> [PROBLEM TO SOLVE]: Please return all of the records verbatim, with the pictures omitted.
-- Opening Marker --
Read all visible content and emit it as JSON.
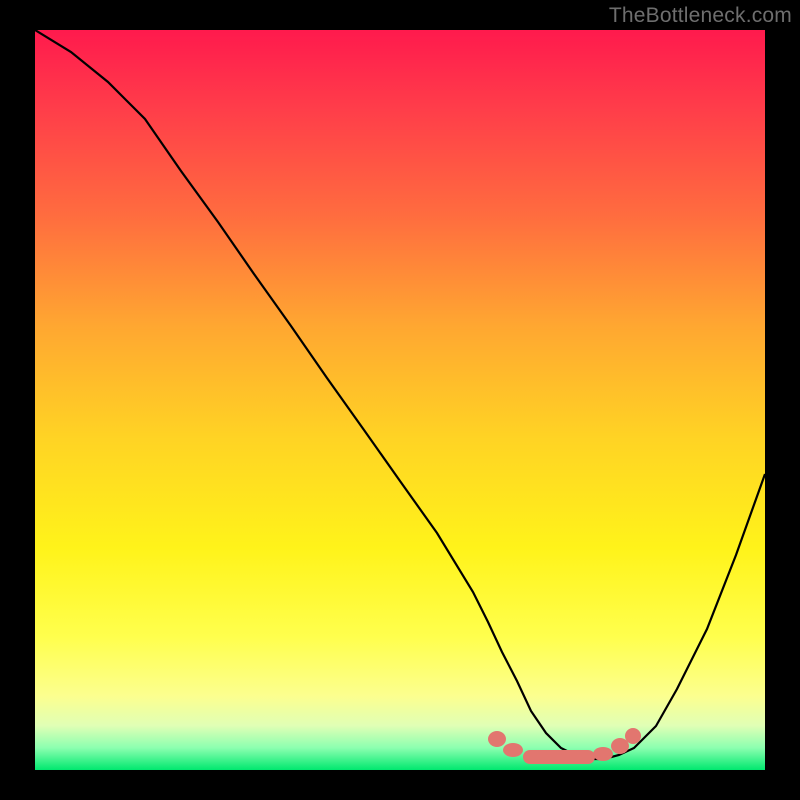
{
  "watermark": "TheBottleneck.com",
  "chart_data": {
    "type": "line",
    "title": "",
    "xlabel": "",
    "ylabel": "",
    "xlim": [
      0,
      100
    ],
    "ylim": [
      0,
      100
    ],
    "background": "red-yellow-green vertical gradient (red top, green bottom)",
    "series": [
      {
        "name": "bottleneck-curve",
        "color": "#000000",
        "x": [
          0,
          5,
          10,
          15,
          20,
          25,
          30,
          35,
          40,
          45,
          50,
          55,
          60,
          62,
          64,
          66,
          68,
          70,
          72,
          74,
          76,
          78,
          80,
          82,
          85,
          88,
          92,
          96,
          100
        ],
        "y_pct": [
          0,
          3,
          7,
          12,
          19,
          26,
          33,
          40,
          47,
          54,
          61,
          68,
          76,
          80,
          84,
          88,
          92,
          95,
          97,
          98,
          98.5,
          98.5,
          98,
          97,
          94,
          89,
          81,
          71,
          60
        ]
      }
    ],
    "markers": {
      "name": "optimal-range",
      "color": "#e2766f",
      "shape": "rounded-blob",
      "x_range": [
        63,
        80
      ],
      "y_pct_approx": 97
    },
    "note": "y_pct is measured as percentage from TOP of plot area (0 = top, 100 = bottom). Values estimated from pixels; axes have no tick labels."
  }
}
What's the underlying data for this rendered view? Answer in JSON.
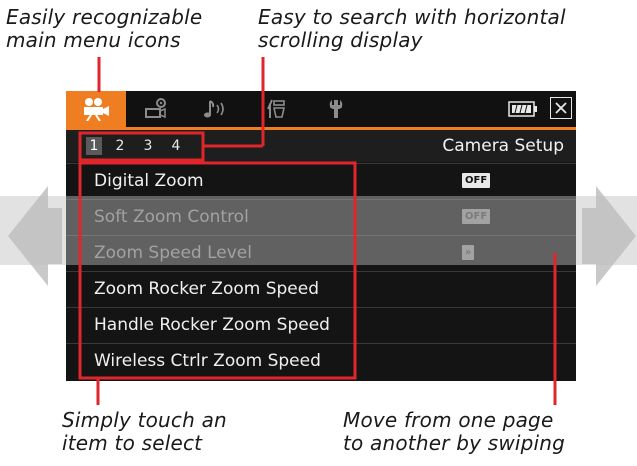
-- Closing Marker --
> [RESPONSE TO THE TASK]:
Read all visible content and emit it as JSON.
{
  "watermark": "TheBottleneck.com",
  "chart_data": {
    "type": "line",
    "title": "",
    "xlabel": "",
    "ylabel": "",
    "xlim": [
      0,
      100
    ],
    "ylim": [
      0,
      100
    ],
    "background": "red-yellow-green vertical gradient (red top, green bottom)",
    "series": [
      {
        "name": "bottleneck-curve",
        "color": "#000000",
        "x": [
          0,
          5,
          10,
          15,
          20,
          25,
          30,
          35,
          40,
          45,
          50,
          55,
          60,
          62,
          64,
          66,
          68,
          70,
          72,
          74,
          76,
          78,
          80,
          82,
          85,
          88,
          92,
          96,
          100
        ],
        "y_pct": [
          0,
          3,
          7,
          12,
          19,
          26,
          33,
          40,
          47,
          54,
          61,
          68,
          76,
          80,
          84,
          88,
          92,
          95,
          97,
          98,
          98.5,
          98.5,
          98,
          97,
          94,
          89,
          81,
          71,
          60
        ]
      }
    ],
    "markers": {
      "name": "optimal-range",
      "color": "#e2766f",
      "shape": "rounded-blob",
      "x_range": [
        63,
        80
      ],
      "y_pct_approx": 97
    },
    "note": "y_pct is measured as percentage from TOP of plot area (0 = top, 100 = bottom). Values estimated from pixels; axes have no tick labels."
  }
}
What's the underlying data for this rendered view? Answer in JSON.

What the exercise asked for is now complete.